Gilded frames, pastel hues, and lush textures were part and parcel of the aesthetic of the Regency era.

In the Regency Era, the term ‘tea’ was associated with the refreshments one would take after supper. Loose leaf tea was a highly prized and rather costly commodity at the time. This is why tea was typically watered down with milk before serving.

It may be a comfort to know that despite the lack of strong leadership on the part of the monarchy, society goes on. In fact, the ton is thriving, even without the presence of a man in charge. Ladies, are there really any surprises here? A new era is dawning, and perhaps women may now play a hand in the affairs that have long been kept exclusive to men. We are simply living in a fanciful golden age, where the conservative ideals of the ton may slowly rust away. But the fashions, the furniture, the art— all these shall endure.

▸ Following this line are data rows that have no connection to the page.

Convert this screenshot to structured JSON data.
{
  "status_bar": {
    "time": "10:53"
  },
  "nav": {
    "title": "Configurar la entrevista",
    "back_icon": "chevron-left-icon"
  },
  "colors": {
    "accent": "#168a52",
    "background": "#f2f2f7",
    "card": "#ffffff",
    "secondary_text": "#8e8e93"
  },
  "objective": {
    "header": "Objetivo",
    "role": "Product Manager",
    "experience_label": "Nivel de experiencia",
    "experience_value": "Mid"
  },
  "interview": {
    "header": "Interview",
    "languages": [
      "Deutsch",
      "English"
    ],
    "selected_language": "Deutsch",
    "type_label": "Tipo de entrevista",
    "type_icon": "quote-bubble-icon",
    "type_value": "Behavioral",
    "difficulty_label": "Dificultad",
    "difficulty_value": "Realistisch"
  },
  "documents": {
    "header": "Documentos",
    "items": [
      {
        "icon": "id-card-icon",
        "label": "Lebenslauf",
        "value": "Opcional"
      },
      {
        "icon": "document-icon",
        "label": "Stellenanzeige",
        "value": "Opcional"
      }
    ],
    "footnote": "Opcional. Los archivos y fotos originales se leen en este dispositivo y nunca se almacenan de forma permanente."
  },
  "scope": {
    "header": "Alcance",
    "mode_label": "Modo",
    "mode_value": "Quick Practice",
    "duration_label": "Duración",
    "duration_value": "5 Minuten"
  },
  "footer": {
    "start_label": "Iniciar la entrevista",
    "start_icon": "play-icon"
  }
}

I dare to wager that the tapestries, tea sets, silverware, furniture purchased by the ton to fill their drawing rooms (and every other room of their homes for that matter)— as well as, everything else that talks of one’s status and wealth, will one day be worth much, much more. Believe me, centuries from now, these social customs and taste for exacting craftsmanship will enjoy timeless admiration from the future generations. Dear reader, I urge you to seek out these fashionable family heirlooms, including the family jewels, for these never quite go out of style.

Though I may never reveal my true identity, I will let you in on a secret— I frequently visit Jane’s Room for my afternoon cup of tea. From the 30th of January through the 4th of February, you may unknowingly catch me there.


Lady Whistledown